Timelines for our kings and queens are always interesting, especially if they are, or seem to be, quite accurate. Richard’s is, and he isn’t accused of doing away with his nephews. The bald facts and the dates are presented. Above you will see a snip of the beginning of his section. I imagine all the other… Continue reading Timelines of our monarchs….
A few months ago, we wrote to say that there were two JD Wetherspoons named after Richard III – the Lord High Constable in Gloucester and the Last Plantagenet in Leicester – but none after Henry VII. Now, having been reminded that Richard created the Court of Requests, there is one by that name in… Continue reading Now it’s 3-0
Richard, Duke of York and his second son Edmund were killed at the battle of Wakefield at the bitter end of 1460. Within weeks, the Duke’s eldest son Edward was on the road with a mighty army, seeking revenge–and a crown. The novella BLOOD OF ROSES by J.P. Reedman covers the period from the Duke’s… Continue reading BLOOD OF ROSES (A Novella of Edward IV’s Victory at Towton)
Lucy Worsley can always been relied upon t)o be entertaining, and her latest documentary – BBC – Lucy Worsley’s Fireworks for a Tudor Queen (2018 – is well up to standard. As the title suggests, she was going to reproduce the sort of amazing fireworks display that might have been created for Elizabeth I. In… Continue reading Lucy Worsley’s Fireworks for a Tudor Queen ….
Even the New York Times gets it wrong! Apparently an earlier version of a book review had Richard being found in London, not Leicester. Someone advised them, and the error was corrected. Anyway, to read the whole review of A BRIEF HISTORY OF EVERYONE WHO EVER LIVED: The Human Story Retold Through Our Genes by… Continue reading Oops, the NY Times claimed Richard wasn’t found in Leicester, but in London….!
“Ahead of his three-day visit to Leicester, the Archbishop of Canterbury talks about the burial of King Richard III, his last major visit in the city, in 2015. “The remains of King Richard III was reburied after his remains were found below a car park in 2012. “The right-reverend Justin Welby led the service and… Continue reading Archbishop of Canterbury found Richard’s funeral a slightly surreal experience….
As we said five years ago, it is unclear whether John, Marquess of Somerset and Dorset, really was the son of John of Gaunt or of Sir Hugh Swynford. Furthermore, the common law answer to that question may be different to the genetic answer, as we revealed that Swynford could well have died after the… Continue reading The Swynford/ Beaufort case again

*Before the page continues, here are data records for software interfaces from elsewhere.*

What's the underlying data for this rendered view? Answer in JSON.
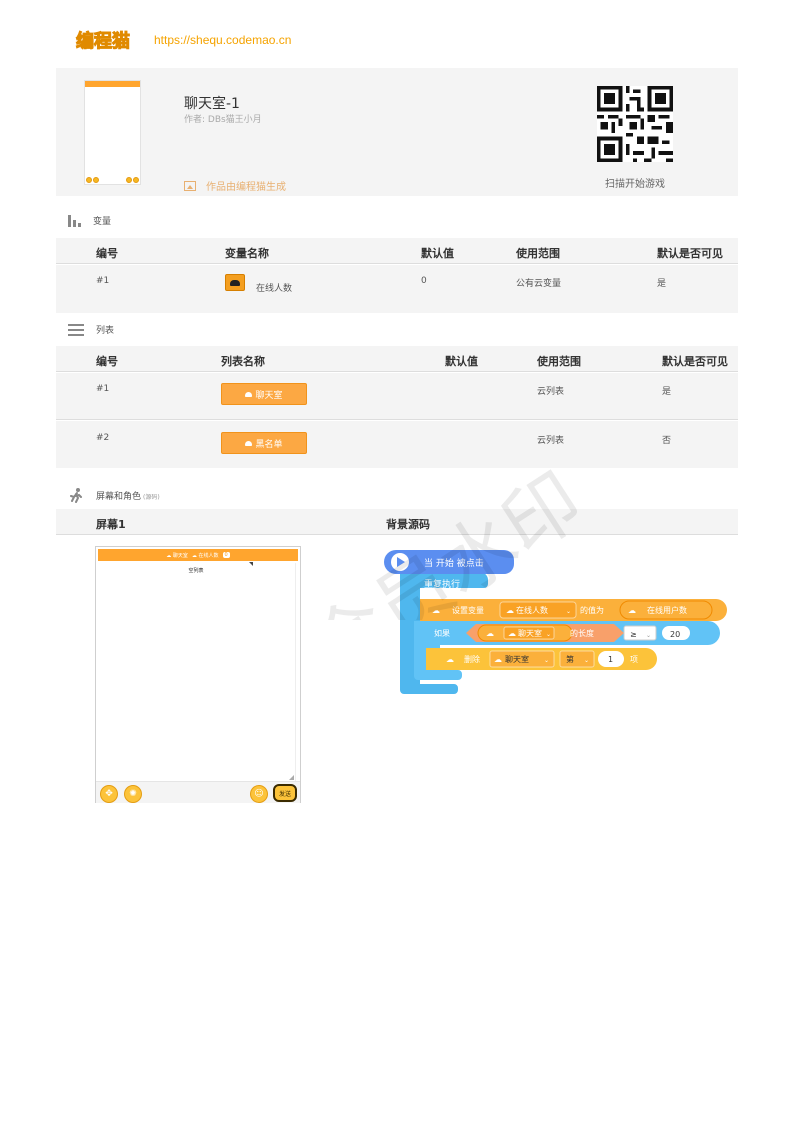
{
  "header": {
    "logo": "编程猫",
    "url": "https://shequ.codemao.cn"
  },
  "project": {
    "title": "聊天室-1",
    "author": "作者: DBs猫王小月",
    "generated_by": "作品由编程猫生成",
    "qr_caption": "扫描开始游戏"
  },
  "variables": {
    "section_title": "变量",
    "headers": [
      "编号",
      "变量名称",
      "默认值",
      "使用范围",
      "默认是否可见"
    ],
    "rows": [
      {
        "id": "#1",
        "name": "在线人数",
        "default": "0",
        "scope": "公有云变量",
        "visible": "是"
      }
    ]
  },
  "lists": {
    "section_title": "列表",
    "headers": [
      "编号",
      "列表名称",
      "默认值",
      "使用范围",
      "默认是否可见"
    ],
    "rows": [
      {
        "id": "#1",
        "name": "聊天室",
        "default": "",
        "scope": "云列表",
        "visible": "是"
      },
      {
        "id": "#2",
        "name": "黑名单",
        "default": "",
        "scope": "云列表",
        "visible": "否"
      }
    ]
  },
  "screens": {
    "section_title": "屏幕和角色",
    "section_note": "(源码)",
    "headers": [
      "屏幕1",
      "背景源码"
    ],
    "phone": {
      "tag_chat": "聊天室",
      "tag_online": "在线人数",
      "online_value": "0",
      "list_title": "空列表",
      "send_label": "发送"
    }
  },
  "code": {
    "hat": "当 开始 被点击",
    "loop": "重复执行",
    "set_var": {
      "prefix": "设置变量",
      "var": "在线人数",
      "middle": "的值为",
      "value": "在线用户数"
    },
    "if_block": {
      "prefix": "如果",
      "list": "聊天室",
      "middle": "的长度",
      "op": "≥",
      "value": "20"
    },
    "delete": {
      "prefix": "删除",
      "list": "聊天室",
      "index_label": "第",
      "index": "1",
      "suffix": "项"
    }
  },
  "watermark": "非会员水印",
  "colors": {
    "accent": "#ffa52e",
    "event_blue": "#5b8ef0",
    "control_cyan": "#61c3f6",
    "data_orange": "#fbb03b"
  }
}
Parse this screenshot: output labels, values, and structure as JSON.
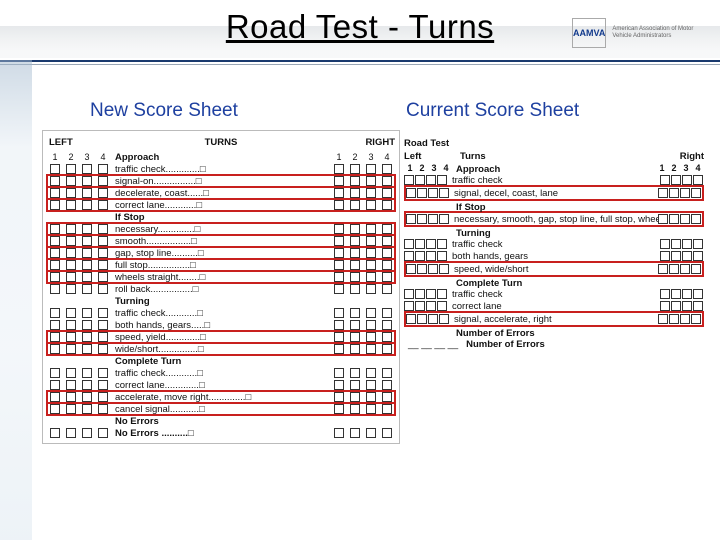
{
  "title": "Road Test - Turns",
  "logo": {
    "mark": "AAMVA",
    "text": "American Association of\nMotor Vehicle Administrators"
  },
  "left": {
    "heading": "New Score Sheet",
    "leftLabel": "LEFT",
    "centerLabel": "TURNS",
    "rightLabel": "RIGHT",
    "cols": [
      "1",
      "2",
      "3",
      "4"
    ],
    "sections": [
      {
        "title": "Approach",
        "items": [
          {
            "t": "traffic check.............",
            "hl": false
          },
          {
            "t": "signal-on................",
            "hl": true
          },
          {
            "t": "decelerate, coast......",
            "hl": true
          },
          {
            "t": "correct lane............",
            "hl": true
          }
        ]
      },
      {
        "title": "If Stop",
        "items": [
          {
            "t": "necessary..............",
            "hl": true
          },
          {
            "t": "smooth.................",
            "hl": true
          },
          {
            "t": "gap, stop line..........",
            "hl": true
          },
          {
            "t": "full stop................",
            "hl": true
          },
          {
            "t": "wheels straight........",
            "hl": true
          },
          {
            "t": "roll back................",
            "hl": false
          }
        ]
      },
      {
        "title": "Turning",
        "items": [
          {
            "t": "traffic check............",
            "hl": false
          },
          {
            "t": "both hands, gears.....",
            "hl": false
          },
          {
            "t": "speed, yield.............",
            "hl": true
          },
          {
            "t": "wide/short...............",
            "hl": true
          }
        ]
      },
      {
        "title": "Complete Turn",
        "items": [
          {
            "t": "traffic check............",
            "hl": false
          },
          {
            "t": "correct lane.............",
            "hl": false
          },
          {
            "t": "accelerate, move right..............",
            "hl": true
          },
          {
            "t": "cancel signal...........",
            "hl": true
          }
        ]
      },
      {
        "title": "No Errors",
        "items": [],
        "tail": true
      }
    ]
  },
  "right": {
    "heading": "Current Score Sheet",
    "roadTest": "Road Test",
    "leftLabel": "Left",
    "centerLabel": "Turns",
    "rightLabel": "Right",
    "cols": [
      "1",
      "2",
      "3",
      "4"
    ],
    "sections": [
      {
        "title": "Approach",
        "items": [
          {
            "t": "traffic check",
            "hl": false
          },
          {
            "t": "signal, decel, coast, lane",
            "hl": true
          }
        ]
      },
      {
        "title": "If Stop",
        "items": [
          {
            "t": "necessary, smooth, gap, stop line, full stop, wheels straight",
            "hl": true
          }
        ]
      },
      {
        "title": "Turning",
        "items": [
          {
            "t": "traffic check",
            "hl": false
          },
          {
            "t": "both hands, gears",
            "hl": false
          },
          {
            "t": "speed, wide/short",
            "hl": true
          }
        ]
      },
      {
        "title": "Complete Turn",
        "items": [
          {
            "t": "traffic check",
            "hl": false
          },
          {
            "t": "correct lane",
            "hl": false
          },
          {
            "t": "signal, accelerate, right",
            "hl": true
          }
        ]
      },
      {
        "title": "Number of Errors",
        "items": [],
        "dash": true
      }
    ]
  }
}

UPDATED POST @ sparkypus.com A Medieval Potpourri https://sparkypus.com/2020/05/14/the-bones-in-the-urn-again-a-17th-century-hoax/ 19th century painting of the Henry VII Chapel by an unknown artist. The entrance to the area where the urn stands is to the left of the tomb of Henry VII Helen Maurer, in her wonderful article, Whodunnit: The Suspects in the Case mentioned in the notes ‘As for why… Continue reading The Bones in the Urn again!…a 17th Century Hoax?
From Saturday to Easter Monday, the Richard III Visitor Centre will have a special interactive exhibition for children, including the chance to build the King from Lego bricks or to illustrate him in other ways.
Stealing women (and also male wards) was a shamefully common event, especially in the 14th century, as I wrote yesterday. But it was still going on in the 15th century. Richard legislated on behalf of women, but so did Henry VII, with a 1487 “Acte against taking awaye of Women against theire Willes”. The following… Continue reading The abduction of Jane Sacherverell in November 1485….